The Racist, Exploitative History of ‘Laziness’
Historically, the people who are most oppressed are also the most likely to be branded ‘lazy’
The hatred of laziness is deeply embedded in the history of the United States. The value of hard work and the evils of sloth are baked into our national myths and our shared value system. Thanks to the legacies of imperialism and slavery, as well as the ongoing influence that the United States exerts on the rest of the world both in media and in military force, the Laziness Lie has managed to spread its tendrils into almost every country and culture on the planet.
The word “lazy” first appeared in English around 1540; even back then, it was used in a judgmental way to refer to someone who supposedly didn’t like work or effort. Many etymologists believe it came from either the Middle Low German lasich, which meant “feeble” or “weak,” or from the Old English lesu, which meant “false” or “evil.”
These two origins illustrate the odd doublespeak at work whenever we call someone lazy. When we say someone is lazy, we’re saying they’re incapable of completing a task due to (physical or mental) weakness, but we’re also claiming that their lack of ability somehow makes them morally corrupt. They’re at once incapacitated and somehow to blame for it. The idea that lazy people are evil fakers who deserve to suffer has been embedded in the word since the very start.
One of the major factors that caused the hatred of laziness and the moralization of work to spread throughout the United States was the arrival of the Puritans.
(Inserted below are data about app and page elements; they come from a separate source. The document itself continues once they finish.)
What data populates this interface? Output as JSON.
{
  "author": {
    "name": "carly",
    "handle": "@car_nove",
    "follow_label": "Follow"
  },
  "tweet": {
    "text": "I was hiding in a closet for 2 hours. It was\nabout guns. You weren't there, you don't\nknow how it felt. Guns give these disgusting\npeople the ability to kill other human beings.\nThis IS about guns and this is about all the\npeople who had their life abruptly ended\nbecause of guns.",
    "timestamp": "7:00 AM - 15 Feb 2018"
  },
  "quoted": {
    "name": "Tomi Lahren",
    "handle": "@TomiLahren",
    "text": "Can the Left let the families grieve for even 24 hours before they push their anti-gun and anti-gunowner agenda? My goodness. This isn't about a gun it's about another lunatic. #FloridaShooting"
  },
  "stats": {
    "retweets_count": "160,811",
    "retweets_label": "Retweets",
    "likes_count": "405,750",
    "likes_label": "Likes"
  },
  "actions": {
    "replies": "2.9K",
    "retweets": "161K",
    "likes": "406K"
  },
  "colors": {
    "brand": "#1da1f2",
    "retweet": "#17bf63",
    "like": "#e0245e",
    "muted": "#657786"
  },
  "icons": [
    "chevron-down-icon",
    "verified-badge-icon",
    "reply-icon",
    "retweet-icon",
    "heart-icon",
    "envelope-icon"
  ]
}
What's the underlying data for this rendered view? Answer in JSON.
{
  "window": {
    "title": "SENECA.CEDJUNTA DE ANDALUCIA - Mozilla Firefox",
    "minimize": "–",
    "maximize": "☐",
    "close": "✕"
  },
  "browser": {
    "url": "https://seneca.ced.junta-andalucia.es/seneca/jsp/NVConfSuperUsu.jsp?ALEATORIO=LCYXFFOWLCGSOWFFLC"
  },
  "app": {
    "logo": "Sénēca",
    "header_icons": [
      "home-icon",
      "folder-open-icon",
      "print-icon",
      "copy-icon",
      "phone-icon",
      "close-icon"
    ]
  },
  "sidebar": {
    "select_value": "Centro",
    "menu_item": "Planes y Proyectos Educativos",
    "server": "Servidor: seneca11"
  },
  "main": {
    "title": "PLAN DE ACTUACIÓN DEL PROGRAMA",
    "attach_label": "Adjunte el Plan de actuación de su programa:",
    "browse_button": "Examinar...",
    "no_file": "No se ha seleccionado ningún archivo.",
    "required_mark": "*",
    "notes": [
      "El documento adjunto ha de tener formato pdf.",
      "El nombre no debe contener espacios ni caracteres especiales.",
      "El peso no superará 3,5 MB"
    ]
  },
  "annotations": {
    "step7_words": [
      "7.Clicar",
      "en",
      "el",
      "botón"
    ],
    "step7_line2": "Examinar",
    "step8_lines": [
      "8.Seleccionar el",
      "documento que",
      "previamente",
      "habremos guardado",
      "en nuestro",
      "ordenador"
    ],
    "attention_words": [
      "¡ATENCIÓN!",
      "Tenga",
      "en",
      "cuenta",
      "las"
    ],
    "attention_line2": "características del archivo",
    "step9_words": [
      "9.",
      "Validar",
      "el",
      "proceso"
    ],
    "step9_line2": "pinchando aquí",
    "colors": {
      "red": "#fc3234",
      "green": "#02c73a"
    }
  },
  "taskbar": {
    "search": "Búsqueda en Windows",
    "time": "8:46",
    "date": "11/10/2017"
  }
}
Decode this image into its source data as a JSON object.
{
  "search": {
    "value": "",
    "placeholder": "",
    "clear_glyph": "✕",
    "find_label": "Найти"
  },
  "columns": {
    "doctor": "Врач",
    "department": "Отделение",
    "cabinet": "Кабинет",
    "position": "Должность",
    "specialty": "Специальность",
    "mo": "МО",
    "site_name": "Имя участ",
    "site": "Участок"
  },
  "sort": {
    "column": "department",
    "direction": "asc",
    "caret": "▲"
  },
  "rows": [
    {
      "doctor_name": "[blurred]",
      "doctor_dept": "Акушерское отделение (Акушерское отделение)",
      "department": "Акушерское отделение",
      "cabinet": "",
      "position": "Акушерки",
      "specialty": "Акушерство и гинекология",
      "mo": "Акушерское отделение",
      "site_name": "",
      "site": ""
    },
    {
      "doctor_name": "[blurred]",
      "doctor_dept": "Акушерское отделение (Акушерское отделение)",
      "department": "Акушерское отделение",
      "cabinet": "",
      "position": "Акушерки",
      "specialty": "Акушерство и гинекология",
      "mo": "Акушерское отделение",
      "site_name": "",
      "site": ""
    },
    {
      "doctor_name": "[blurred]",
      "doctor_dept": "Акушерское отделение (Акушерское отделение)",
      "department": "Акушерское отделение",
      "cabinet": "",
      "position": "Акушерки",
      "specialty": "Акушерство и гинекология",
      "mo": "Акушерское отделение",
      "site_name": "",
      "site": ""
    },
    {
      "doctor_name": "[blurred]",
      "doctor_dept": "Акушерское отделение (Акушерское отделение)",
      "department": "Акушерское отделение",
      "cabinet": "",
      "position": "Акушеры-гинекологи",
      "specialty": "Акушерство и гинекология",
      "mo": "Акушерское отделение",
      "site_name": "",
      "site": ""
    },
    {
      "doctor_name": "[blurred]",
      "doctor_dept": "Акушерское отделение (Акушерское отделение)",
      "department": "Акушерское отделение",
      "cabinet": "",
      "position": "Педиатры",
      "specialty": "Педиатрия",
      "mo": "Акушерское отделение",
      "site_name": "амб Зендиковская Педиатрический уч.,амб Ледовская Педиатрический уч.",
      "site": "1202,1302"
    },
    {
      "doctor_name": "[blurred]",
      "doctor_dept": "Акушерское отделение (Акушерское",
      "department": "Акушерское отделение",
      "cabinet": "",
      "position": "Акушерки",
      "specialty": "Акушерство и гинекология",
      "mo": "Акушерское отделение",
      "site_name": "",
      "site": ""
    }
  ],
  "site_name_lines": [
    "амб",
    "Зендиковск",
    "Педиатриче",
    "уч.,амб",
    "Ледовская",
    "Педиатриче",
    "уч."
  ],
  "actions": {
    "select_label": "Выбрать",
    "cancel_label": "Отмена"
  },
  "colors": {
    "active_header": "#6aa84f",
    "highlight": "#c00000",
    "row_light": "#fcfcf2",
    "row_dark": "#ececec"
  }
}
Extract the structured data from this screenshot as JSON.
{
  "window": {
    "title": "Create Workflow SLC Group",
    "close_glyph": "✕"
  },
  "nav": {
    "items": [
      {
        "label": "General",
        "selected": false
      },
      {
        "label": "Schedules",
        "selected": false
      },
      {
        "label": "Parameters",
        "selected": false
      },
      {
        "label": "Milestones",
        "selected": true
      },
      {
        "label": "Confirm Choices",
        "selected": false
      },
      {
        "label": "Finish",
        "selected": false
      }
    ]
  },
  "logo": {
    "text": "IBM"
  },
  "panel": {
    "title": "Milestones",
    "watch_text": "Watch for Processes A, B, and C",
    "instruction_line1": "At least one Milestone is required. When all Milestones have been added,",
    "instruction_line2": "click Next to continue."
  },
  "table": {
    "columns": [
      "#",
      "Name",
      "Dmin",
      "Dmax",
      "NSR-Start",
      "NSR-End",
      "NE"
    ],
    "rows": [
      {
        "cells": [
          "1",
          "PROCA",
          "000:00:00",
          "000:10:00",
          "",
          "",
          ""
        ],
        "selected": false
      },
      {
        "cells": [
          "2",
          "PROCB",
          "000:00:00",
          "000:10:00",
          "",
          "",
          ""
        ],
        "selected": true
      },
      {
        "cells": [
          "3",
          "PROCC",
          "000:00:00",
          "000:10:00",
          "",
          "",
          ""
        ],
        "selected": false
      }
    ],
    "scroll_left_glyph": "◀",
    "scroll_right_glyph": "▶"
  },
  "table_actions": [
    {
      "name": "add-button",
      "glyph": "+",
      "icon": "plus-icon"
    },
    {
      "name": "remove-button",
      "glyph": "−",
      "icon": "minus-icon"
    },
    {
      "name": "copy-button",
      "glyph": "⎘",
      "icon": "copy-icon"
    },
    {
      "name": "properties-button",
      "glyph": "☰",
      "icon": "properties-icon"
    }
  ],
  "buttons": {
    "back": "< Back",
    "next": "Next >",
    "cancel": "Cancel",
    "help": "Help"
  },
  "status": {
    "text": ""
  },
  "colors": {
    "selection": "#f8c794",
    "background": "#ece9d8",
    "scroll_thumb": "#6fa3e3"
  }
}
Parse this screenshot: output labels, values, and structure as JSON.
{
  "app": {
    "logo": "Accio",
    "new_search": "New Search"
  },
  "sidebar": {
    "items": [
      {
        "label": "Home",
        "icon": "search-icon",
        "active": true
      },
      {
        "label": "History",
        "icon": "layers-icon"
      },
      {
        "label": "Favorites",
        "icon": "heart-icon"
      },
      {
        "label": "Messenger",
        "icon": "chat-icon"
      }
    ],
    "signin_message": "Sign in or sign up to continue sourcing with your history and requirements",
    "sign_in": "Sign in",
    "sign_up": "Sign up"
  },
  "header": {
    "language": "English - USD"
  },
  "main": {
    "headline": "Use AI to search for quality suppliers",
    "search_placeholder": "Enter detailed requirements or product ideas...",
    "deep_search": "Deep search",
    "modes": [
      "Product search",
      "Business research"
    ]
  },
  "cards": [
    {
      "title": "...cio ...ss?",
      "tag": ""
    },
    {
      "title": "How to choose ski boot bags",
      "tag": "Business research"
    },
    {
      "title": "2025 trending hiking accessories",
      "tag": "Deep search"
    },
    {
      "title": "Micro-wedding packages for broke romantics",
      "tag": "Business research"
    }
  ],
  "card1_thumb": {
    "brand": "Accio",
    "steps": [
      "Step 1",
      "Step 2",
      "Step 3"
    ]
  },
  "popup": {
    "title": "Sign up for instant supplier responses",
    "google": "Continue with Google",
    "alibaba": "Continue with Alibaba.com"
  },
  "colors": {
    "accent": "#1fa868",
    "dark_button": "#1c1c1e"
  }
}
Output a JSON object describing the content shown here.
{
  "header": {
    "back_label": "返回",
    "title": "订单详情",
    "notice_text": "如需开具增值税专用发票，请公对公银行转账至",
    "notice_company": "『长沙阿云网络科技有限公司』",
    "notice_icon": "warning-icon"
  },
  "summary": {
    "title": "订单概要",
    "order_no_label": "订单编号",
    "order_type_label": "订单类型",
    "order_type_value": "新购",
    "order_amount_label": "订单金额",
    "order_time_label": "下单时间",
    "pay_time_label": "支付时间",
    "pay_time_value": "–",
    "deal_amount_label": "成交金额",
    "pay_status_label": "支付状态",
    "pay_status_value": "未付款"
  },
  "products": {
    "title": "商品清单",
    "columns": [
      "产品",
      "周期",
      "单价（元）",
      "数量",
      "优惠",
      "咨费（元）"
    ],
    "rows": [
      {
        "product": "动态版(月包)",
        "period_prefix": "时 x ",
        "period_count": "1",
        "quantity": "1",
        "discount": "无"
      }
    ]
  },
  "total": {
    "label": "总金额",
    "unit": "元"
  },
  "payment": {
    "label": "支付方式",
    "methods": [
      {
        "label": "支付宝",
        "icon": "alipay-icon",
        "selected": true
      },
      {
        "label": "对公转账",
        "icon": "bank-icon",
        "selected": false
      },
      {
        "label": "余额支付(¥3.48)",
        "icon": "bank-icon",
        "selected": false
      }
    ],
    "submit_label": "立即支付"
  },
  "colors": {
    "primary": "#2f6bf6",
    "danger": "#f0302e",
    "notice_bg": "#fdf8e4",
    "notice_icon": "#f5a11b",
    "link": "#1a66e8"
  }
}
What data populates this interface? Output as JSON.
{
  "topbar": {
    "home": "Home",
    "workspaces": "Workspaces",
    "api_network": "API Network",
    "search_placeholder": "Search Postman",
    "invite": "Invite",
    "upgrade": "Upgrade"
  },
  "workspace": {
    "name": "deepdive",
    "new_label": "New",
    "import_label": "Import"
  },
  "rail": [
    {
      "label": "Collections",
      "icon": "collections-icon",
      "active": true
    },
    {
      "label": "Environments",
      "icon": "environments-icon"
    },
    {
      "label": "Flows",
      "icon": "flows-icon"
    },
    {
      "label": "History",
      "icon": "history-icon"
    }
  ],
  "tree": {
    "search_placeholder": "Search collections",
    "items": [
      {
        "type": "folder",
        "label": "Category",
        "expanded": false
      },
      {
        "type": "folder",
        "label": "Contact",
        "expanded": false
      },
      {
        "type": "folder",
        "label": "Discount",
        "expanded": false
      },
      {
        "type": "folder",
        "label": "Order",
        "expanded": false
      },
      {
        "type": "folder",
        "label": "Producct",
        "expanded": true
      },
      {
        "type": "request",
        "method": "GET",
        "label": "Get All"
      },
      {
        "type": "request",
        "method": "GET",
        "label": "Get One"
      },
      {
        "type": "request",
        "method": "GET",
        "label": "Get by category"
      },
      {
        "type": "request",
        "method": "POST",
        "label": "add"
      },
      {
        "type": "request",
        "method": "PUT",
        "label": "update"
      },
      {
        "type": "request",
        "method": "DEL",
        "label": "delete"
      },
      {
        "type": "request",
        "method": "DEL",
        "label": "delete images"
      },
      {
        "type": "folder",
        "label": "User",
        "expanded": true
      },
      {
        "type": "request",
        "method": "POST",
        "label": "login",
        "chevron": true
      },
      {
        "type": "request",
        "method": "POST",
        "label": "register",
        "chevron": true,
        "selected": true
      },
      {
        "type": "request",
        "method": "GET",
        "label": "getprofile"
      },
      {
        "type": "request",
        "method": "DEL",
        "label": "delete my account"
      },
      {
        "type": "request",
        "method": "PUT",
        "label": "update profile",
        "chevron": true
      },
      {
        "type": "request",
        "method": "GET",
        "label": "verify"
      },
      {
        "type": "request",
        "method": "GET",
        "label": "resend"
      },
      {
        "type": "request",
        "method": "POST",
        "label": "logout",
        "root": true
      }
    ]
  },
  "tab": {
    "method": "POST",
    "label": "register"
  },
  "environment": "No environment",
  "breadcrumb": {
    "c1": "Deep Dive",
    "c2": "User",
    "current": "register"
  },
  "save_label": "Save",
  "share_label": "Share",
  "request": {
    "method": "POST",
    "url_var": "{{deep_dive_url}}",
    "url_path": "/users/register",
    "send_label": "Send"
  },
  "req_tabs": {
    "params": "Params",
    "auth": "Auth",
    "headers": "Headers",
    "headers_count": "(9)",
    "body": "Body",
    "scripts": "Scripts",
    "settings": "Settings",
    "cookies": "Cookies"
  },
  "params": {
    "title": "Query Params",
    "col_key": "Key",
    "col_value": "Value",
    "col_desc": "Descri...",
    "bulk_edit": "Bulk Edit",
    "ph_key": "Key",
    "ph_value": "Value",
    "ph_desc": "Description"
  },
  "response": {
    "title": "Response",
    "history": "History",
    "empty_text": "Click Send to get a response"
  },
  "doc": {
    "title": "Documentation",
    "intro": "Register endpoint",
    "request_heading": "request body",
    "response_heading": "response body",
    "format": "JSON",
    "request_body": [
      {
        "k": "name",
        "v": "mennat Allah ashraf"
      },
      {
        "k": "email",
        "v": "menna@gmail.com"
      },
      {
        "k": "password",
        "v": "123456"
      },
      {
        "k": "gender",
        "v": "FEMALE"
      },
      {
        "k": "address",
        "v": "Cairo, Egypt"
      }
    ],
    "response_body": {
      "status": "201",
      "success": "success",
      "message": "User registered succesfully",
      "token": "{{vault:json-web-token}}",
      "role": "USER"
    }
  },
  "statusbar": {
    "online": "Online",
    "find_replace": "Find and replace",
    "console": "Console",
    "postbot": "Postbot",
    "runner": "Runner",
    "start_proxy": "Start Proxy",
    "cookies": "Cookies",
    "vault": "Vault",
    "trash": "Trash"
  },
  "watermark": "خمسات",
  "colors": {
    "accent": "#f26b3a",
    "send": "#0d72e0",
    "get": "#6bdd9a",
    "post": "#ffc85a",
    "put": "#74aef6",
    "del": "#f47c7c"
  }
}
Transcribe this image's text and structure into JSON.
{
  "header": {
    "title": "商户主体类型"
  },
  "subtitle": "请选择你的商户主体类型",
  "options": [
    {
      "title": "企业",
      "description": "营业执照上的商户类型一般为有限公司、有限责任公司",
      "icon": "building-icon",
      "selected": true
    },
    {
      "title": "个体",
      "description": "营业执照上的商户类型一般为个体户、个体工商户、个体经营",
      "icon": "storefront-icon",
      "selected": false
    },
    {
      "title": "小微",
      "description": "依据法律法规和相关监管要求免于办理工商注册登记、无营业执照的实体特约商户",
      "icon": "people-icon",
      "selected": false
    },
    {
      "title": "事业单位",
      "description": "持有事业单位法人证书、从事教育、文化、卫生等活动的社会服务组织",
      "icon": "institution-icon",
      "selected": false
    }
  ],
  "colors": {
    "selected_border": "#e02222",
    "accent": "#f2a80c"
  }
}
The Puritans had long believed that if a person was a hard worker, it was a sign that God had chosen them for salvation. Conversely, if a person couldn’t focus on the task at hand or couldn’t self-motivate, that was a sign that they had already been damned. This meant, of course, that there was no need to feel sympathy for people who struggled or failed to meet their responsibilities. By lacking the drive to succeed, they were displaying to the world that God hadn’t chosen them for heaven. When the Puritans came to the colonized land that would become the United States, their ideas caught on and spread to other, less pious colonists. For many reasons, a belief system that judged and punished the “lazy” was…